**Extracted information:**
== Segment start ==
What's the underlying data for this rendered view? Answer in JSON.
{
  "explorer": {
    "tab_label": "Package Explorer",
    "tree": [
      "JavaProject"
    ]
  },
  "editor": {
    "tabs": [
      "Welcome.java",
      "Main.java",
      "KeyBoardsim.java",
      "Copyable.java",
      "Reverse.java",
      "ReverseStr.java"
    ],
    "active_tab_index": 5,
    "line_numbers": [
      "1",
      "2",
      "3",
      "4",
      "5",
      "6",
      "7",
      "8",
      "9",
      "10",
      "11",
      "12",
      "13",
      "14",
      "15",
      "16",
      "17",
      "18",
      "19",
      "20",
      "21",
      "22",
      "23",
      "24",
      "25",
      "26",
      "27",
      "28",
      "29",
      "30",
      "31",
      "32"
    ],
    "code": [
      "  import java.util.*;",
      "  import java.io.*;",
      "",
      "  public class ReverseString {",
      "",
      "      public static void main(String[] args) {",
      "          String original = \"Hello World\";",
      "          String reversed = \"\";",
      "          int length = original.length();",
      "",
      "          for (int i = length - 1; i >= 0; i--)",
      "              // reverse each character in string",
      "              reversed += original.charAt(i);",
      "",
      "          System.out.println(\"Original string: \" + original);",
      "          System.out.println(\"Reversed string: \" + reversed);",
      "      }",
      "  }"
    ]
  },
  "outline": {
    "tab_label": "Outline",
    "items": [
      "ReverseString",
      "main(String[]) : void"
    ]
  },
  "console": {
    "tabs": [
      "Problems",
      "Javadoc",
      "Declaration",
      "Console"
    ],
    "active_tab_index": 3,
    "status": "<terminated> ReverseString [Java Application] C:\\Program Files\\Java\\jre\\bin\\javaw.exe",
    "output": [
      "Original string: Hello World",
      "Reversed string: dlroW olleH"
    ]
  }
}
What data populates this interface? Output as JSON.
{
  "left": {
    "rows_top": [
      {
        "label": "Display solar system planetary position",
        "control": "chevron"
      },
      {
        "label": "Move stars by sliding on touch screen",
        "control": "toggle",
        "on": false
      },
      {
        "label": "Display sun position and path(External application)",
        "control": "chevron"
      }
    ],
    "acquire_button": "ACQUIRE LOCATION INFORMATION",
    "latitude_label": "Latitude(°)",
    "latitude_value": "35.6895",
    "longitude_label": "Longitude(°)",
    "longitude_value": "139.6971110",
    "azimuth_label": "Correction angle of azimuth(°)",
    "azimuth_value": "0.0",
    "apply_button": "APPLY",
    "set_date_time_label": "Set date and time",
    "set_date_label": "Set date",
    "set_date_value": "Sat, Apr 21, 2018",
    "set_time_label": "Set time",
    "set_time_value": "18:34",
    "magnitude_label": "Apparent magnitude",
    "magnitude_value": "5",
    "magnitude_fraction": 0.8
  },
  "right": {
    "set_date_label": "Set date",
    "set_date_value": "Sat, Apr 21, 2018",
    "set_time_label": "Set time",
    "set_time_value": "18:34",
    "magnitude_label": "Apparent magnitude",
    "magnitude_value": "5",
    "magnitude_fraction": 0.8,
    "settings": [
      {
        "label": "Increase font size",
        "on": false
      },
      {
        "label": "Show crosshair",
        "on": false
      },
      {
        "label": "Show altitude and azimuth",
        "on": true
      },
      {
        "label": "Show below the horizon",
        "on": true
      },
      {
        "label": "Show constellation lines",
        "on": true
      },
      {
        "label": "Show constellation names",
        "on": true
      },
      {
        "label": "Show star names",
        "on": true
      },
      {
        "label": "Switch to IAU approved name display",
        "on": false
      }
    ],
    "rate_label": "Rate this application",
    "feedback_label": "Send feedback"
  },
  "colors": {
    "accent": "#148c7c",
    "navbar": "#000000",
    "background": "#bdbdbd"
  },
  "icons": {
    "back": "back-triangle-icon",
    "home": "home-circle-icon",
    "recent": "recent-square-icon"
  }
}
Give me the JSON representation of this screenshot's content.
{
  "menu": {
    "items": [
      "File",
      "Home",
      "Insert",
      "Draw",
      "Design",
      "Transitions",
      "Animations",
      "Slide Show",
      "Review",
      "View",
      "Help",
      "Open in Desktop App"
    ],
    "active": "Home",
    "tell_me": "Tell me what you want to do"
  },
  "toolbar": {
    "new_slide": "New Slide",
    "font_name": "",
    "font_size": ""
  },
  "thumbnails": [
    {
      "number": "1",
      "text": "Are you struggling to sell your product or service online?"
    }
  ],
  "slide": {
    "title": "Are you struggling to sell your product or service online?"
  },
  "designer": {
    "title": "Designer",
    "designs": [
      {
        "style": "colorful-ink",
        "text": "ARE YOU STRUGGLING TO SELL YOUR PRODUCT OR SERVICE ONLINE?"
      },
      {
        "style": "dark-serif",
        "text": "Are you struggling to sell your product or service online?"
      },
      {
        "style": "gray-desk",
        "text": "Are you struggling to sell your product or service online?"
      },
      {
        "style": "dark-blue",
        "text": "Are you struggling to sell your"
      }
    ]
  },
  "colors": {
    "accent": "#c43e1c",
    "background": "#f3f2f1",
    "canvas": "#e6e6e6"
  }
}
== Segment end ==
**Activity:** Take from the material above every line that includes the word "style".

**Solution for this task:**
        "style": "colorful-ink",
        "style": "dark-serif",
        "style": "gray-desk",
        "style": "dark-blue",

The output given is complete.